When bootstrapping entrepreneur Tracy Osborn saw her bank account dip under $5,000 last year, she started to keep a tight watch on finances—and learned to get the most out of free apps.
It's about getting the most value out of the cheapest services, she explained in a blog post. That echoes Contently founder Shane Snow's definition of entrepreneurship: "the art of creating systems that generate more value for less effort."
In her original post Osborn lays out a range of low-cost services for the cash strapped bootstrapper. Since the best price is no price at all, we've gathered our favorite of the free deals.
You are likely spending 28% of your workday going though email. And it's not like there's a great diversity of messages being sent: Osborn says that she finds herself sending the same emails over and over again—about blog features, managing her vendor network, parceling out payment receipts, and the like.
So instead she writes a "friendly, human response" that she can use over and over—saving her the time of retyping emails. And possibly adding 30 minutes to her day.
Your autoresponder isn't just for vacation. If you're a founder getting inundated with inbound emails asking after various arms of the company, an autoresponder can provide an upfront guide, as HootSuite CEO Ryan Holmes told us.
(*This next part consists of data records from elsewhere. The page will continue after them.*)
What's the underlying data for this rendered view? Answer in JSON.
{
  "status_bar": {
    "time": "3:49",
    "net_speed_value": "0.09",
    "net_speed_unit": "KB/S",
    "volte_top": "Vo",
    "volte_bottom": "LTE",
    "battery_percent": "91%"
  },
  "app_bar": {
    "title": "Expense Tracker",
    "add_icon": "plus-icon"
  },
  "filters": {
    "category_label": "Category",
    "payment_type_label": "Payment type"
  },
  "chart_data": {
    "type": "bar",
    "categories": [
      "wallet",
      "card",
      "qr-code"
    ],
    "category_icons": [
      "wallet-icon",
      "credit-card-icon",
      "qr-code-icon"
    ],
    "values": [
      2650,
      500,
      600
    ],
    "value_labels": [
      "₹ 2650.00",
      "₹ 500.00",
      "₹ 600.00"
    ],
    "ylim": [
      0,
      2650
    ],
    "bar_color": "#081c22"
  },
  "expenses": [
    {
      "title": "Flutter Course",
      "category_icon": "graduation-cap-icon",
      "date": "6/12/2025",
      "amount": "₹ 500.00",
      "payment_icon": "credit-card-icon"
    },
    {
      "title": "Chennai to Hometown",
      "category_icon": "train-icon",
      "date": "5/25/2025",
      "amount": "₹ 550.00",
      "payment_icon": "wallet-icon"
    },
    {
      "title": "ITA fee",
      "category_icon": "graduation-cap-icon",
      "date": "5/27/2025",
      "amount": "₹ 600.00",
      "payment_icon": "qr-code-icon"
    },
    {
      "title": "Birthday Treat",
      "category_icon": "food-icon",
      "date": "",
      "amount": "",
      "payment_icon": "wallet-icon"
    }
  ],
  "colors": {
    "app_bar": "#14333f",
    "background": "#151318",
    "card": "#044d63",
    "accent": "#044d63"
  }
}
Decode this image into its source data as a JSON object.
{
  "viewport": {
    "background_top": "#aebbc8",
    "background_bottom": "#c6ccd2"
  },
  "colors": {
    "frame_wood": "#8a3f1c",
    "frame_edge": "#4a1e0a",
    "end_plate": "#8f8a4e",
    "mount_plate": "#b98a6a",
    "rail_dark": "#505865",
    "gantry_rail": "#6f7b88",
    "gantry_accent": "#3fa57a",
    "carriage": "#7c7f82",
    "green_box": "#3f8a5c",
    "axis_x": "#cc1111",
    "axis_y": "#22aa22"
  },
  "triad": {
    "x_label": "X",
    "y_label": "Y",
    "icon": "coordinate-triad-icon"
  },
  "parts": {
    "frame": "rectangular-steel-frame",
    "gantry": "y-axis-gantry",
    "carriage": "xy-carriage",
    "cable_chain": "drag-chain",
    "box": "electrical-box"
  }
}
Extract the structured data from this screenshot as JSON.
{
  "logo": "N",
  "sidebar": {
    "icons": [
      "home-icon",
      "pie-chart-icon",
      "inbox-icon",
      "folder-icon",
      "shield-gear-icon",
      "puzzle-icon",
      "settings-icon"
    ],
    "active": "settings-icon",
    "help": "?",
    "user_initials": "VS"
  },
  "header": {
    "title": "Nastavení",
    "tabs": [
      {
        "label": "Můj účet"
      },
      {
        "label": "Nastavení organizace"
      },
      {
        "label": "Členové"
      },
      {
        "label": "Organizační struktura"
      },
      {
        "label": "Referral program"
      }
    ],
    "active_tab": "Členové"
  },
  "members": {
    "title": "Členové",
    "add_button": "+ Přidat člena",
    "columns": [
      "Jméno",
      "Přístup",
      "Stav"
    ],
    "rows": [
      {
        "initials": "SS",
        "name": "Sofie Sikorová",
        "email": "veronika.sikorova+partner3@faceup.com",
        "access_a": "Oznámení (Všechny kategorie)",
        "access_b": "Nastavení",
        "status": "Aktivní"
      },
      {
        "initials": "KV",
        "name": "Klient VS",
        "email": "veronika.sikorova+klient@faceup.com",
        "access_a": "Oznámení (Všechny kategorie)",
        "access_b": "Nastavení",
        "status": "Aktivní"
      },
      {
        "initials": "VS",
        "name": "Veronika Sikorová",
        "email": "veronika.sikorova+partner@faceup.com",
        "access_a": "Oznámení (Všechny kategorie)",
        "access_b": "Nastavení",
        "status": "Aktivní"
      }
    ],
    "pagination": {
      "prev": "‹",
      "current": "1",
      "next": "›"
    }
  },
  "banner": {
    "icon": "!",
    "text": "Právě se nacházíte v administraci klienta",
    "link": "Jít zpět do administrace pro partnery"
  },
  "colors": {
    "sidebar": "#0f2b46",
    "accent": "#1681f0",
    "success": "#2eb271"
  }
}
"I don't want to become a switchboard for my company," he says, "but I found I was doing that. I was spending a lot of time on these things that I didn't need to rewrite every time, so I'm just going to put this in front of people so they can go and chase down and be self-empowered."
The naming (and domaining) of a company is incredibly important. If you are working with a cofounder, a service like WeDomainSearch, lets you and your cofounder search through domains together and star the ones you dig.
As an author, investor, and advisor of startups, Whitney Johnson lives by the written word and relationships—which, surprisingly enough, finds its intersection in email. But as networking nerds always say, the more you know about the person you're writing to, the better you can relate. Enter: Rapportive.
"I can't live without Rapportive," she told us, "every time I get an email from someone, or send an email, I know who they are, what they are up to, and I love to be able to finish up interacting, and then tweet something they've just posted."
Optimize for faster load times? Limit bots? Block threats? CloudFare aims to increase performance and reduce threats.
As Osborn says:
I pay for CloudFlare (since I have SSL on one of my websites), but the free version is more than enough for the typical bootstrapped startup Even better, I only need to pay for that one website, and the other eight are protected on free plans. Caching, better load times, and threat protection for free—a no brainer.
This is a little creepy, but you know how on iMessage or Facebook you see if someone read your email (and had the nerve to not reply immediately!). Streak lets you do that with your email, too—so you can see who's read a message, when, and on what device.
This one's a bit of a fudge: Asana is free for teams of up to 15. That said, Asana is a super friendly method for collaborating, allowing you to put your conversations and tasks together—allowing you to do less work about work and get more of your actual work done. As you might expect from a company that has mindfulness built into their business model.
Hat tip: Tracy Osborn at Limedaring.com